Wrecked Cars in the US Transported to Afghanistan

Ever wonder where wrecked cars end up after a crash? After they’ve been deemed a total loss by the insurance companies, they meet a variety of fates. Many cars that are badly damaged after a collision, or natural causes such as hail, are deemed suitable only for the scrapyard, and are promptly turned into scrap and recycled. Other crashed cars may be deemed to be repairable vehicles, despite the fact they were determined to be too costly to fix. These vehicles are, sometimes, bought back from the insurance company by their prior owner and repaired with the money received from the said company. Though these salvaged cars will now carry that title for the rest of their lives, many return to faithful service for their owners. Some, however, are destined for a second life after shipping overseas. Bought at auctions, usually in bulk, these damaged, but not destroyed, vehicles are bought by companies to be sent overseas to emerging markets.

The Market for Salvaged Cars is Growing in the Middle East

Multiple companies are sending such cars overseas. In some cases, the insurance companies themselves sell vehicles they own to foreign buyers, who will often sell them, still damaged, to buyers in countries with little or no auto rules and regulations. Often, third party companies will buy the vehicles from the insurance companies and resell them at reduced prices to foreign dealerships that will repair and sell the vehicles to the public.

The demand for repairable salvage cars is growing, especially in developing countries like Afghanistan and Iran, where the average worker will never have the money to buy a new car. In many of these countries, there is no indigenous car manufacturer, and large foreign companies, like GM and Toyota, won’t recognize a good return on investment, and as such, will not spend much time marketing or importing cars into the region. Other times, government restrictions mean the barriers to entry are difficult or nearly impossible to bypass, leaving car-craving citizens out of luck. In the case of Iran, a supply of salvaged cars must pass through many gray markets to arrive from the United States, as companies that operate in the US are officially banned from trading with the country. These vehicles are often sold by American companies, usually wholesale auction companies, to foreign companies in places like Pakistan, which then repair and resell the vehicle to wholesalers in places like Iran.

Afghanistan a Major Market for Damaged Cars
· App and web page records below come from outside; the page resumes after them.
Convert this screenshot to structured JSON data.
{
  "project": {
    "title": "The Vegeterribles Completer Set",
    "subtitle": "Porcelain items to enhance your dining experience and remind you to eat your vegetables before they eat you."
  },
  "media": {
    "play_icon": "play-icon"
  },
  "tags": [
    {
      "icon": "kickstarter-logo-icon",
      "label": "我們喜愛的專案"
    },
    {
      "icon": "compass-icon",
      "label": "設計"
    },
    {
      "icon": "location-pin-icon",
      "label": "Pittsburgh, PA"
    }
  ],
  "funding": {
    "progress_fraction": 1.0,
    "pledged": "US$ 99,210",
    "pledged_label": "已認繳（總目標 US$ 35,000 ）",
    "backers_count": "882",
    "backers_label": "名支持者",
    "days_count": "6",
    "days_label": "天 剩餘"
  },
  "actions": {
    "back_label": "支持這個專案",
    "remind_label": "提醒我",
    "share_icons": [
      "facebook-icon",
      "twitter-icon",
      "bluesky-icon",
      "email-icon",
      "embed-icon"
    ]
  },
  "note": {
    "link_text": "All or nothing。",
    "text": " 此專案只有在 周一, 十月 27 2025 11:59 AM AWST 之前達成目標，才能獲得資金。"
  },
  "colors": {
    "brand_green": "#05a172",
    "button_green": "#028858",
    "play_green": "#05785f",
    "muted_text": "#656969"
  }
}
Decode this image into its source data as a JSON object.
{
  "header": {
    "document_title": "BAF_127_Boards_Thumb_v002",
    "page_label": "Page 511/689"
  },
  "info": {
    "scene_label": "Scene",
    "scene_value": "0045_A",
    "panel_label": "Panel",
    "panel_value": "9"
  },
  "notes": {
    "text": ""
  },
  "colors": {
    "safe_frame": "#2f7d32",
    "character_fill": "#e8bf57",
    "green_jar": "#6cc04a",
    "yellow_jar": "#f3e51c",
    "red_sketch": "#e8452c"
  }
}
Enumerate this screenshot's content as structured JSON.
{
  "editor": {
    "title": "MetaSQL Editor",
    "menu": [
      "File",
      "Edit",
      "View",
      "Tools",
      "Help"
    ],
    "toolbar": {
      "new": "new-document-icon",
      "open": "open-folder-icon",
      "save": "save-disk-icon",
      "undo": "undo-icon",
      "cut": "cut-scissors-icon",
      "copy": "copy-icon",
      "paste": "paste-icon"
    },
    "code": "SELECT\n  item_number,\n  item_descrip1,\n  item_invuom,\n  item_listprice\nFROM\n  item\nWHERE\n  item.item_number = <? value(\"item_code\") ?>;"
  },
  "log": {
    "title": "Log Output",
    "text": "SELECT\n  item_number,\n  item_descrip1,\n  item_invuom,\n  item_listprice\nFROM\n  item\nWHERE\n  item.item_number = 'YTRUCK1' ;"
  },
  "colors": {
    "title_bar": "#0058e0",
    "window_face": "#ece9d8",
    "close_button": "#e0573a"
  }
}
One particularly voracious market for such vehicles has been Afghanistan. Since the Taliban was swept from power in 2001, the demand for automobiles in Afghanistan has risen exponentially. Without a well developed indigenous network, and uncertainty and high risk from foreign brands, the market here is almost exclusively second hand cars from the United States and Europe. Many are damaged and repaired as best they can be by local mechanics, and then sold to local customers. Japanese vehicles are the most common, with the iconic Toyota Corolla being a favorite. This stems from a combination of reliability and price, with parts and labor to fix Japanese vehicles being significantly lower than their American and European counterparts.

So, though the vehicle in which you had your first kiss or drove your kids to school the first time may no longer be with you, you can take a small comfort in knowing that, perhaps, your vehicle is still soldiering on, allowing the opportunity for another driver in a foreign land to have the same opportunities and memories you did in the vehicle.